## PROMPT
Count how many lines below include the word "JSON". Answer with a number only.

========================================================================

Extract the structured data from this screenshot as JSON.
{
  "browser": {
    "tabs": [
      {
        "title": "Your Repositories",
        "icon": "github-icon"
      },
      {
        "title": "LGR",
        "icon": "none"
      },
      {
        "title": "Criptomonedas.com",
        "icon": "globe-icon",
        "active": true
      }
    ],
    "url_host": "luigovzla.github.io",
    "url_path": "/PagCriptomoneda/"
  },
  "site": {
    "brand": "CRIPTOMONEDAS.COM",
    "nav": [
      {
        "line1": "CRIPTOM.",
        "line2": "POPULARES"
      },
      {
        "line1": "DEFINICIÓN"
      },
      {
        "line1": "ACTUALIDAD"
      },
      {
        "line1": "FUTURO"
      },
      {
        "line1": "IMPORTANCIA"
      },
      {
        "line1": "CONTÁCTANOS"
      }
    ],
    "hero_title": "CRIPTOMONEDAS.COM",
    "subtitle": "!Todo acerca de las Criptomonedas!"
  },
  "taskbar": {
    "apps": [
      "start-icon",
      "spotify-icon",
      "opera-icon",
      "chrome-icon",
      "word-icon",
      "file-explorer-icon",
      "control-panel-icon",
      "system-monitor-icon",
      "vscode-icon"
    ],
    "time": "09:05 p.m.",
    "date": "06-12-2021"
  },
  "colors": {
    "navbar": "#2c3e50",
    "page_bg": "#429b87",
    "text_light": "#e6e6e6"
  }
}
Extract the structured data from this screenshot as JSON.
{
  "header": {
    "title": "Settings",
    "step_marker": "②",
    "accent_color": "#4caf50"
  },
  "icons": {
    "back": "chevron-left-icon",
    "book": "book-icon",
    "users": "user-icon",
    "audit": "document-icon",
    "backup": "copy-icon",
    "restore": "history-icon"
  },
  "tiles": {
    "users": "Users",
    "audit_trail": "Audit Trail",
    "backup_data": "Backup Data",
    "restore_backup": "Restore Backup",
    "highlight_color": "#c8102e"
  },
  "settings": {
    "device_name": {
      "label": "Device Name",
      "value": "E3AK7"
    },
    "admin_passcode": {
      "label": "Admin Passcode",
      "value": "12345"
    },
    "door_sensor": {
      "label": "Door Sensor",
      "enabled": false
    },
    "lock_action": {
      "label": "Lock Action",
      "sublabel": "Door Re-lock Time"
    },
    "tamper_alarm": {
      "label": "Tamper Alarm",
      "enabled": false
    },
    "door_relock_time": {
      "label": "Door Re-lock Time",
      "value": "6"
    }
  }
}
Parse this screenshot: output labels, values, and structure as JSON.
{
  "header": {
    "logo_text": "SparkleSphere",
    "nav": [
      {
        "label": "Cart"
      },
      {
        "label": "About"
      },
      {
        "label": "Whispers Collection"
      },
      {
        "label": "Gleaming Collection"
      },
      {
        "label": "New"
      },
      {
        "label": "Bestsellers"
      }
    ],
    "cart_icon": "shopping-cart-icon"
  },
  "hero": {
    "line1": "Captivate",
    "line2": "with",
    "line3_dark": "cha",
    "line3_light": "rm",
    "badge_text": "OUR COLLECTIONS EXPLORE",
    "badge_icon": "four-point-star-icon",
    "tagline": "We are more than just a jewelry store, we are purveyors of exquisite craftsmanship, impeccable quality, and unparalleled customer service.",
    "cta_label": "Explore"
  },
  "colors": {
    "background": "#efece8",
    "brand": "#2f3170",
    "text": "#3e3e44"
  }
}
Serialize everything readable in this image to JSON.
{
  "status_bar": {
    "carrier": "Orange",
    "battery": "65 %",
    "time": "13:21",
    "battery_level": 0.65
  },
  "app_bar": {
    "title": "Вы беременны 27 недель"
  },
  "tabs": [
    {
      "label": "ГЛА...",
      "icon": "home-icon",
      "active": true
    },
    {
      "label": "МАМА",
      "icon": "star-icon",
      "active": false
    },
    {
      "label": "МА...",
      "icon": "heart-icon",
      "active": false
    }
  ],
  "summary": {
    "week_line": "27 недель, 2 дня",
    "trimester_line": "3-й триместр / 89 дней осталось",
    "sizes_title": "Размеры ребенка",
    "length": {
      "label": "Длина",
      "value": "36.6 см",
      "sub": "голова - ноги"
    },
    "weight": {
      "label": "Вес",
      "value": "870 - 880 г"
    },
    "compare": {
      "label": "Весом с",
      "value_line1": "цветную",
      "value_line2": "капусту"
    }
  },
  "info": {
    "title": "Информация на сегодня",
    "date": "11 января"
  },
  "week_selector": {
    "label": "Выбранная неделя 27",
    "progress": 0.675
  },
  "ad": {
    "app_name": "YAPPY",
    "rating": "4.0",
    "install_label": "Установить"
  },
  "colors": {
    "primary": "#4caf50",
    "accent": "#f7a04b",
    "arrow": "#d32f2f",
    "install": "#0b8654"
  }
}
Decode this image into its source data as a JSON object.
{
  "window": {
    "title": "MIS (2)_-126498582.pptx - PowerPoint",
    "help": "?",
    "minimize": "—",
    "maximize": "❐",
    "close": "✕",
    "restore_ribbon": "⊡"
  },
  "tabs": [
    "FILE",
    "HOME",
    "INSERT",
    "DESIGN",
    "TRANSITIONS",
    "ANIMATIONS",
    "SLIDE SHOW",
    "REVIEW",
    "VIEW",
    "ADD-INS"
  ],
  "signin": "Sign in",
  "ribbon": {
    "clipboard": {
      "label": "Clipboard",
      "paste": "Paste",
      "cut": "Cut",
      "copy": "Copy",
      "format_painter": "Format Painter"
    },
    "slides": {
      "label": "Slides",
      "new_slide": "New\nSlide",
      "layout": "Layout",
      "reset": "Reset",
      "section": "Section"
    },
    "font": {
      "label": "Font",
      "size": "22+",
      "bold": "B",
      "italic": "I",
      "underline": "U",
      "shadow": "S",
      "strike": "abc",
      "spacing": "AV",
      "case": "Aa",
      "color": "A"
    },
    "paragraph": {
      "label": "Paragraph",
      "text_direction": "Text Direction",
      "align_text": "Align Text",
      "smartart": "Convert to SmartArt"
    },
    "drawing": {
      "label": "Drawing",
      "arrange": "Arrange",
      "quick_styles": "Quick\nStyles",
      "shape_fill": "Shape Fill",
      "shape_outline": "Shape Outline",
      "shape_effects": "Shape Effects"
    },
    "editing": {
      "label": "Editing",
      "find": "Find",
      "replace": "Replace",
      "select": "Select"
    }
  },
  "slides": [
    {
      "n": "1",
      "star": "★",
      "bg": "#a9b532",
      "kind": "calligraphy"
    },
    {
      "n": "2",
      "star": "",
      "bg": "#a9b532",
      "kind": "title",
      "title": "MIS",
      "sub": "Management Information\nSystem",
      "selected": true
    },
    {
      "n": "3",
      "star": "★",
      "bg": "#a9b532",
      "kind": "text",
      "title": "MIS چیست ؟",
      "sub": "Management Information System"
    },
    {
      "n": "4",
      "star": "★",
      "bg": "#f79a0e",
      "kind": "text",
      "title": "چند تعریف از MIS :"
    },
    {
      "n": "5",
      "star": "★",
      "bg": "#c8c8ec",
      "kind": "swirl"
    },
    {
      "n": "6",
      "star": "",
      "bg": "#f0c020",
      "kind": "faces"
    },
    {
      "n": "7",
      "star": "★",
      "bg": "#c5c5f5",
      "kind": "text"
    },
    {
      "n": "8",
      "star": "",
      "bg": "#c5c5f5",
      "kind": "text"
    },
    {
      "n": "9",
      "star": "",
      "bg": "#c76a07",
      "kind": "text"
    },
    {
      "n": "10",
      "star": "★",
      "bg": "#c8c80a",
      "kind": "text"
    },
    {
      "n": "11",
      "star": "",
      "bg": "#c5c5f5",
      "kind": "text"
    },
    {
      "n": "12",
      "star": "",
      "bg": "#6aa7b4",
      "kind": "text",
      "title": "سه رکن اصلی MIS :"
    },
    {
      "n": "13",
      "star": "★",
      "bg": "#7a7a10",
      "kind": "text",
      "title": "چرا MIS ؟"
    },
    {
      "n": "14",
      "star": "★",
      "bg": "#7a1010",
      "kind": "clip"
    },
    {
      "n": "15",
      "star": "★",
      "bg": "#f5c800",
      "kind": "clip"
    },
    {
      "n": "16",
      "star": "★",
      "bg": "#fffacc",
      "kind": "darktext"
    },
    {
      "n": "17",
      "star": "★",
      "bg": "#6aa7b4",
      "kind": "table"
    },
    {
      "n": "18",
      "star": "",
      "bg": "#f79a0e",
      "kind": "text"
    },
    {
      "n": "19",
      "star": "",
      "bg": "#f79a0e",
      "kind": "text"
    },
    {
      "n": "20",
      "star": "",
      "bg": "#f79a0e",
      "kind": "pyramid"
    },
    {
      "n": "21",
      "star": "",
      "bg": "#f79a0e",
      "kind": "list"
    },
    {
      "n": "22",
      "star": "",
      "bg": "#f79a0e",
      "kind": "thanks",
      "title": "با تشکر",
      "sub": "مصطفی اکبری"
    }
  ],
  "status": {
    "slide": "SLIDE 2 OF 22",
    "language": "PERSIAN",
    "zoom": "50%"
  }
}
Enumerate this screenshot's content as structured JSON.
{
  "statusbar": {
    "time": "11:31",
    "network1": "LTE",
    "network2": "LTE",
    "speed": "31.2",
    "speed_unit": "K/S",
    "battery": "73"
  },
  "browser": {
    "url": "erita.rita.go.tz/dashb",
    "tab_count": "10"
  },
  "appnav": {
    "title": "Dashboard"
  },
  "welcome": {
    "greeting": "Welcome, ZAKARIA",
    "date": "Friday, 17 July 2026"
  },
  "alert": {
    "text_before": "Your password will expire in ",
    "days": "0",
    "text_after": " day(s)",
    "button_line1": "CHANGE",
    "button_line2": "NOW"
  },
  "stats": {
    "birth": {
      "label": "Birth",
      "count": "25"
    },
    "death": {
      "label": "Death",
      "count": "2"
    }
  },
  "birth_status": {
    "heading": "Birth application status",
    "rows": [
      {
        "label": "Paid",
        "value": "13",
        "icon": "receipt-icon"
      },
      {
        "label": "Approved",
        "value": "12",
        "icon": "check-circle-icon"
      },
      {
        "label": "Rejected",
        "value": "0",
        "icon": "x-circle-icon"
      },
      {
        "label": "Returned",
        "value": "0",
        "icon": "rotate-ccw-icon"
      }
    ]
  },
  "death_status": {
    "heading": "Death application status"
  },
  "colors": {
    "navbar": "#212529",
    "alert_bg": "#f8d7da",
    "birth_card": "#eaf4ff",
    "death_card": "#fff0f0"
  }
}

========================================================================

## ANSWER TO THIS TASK
6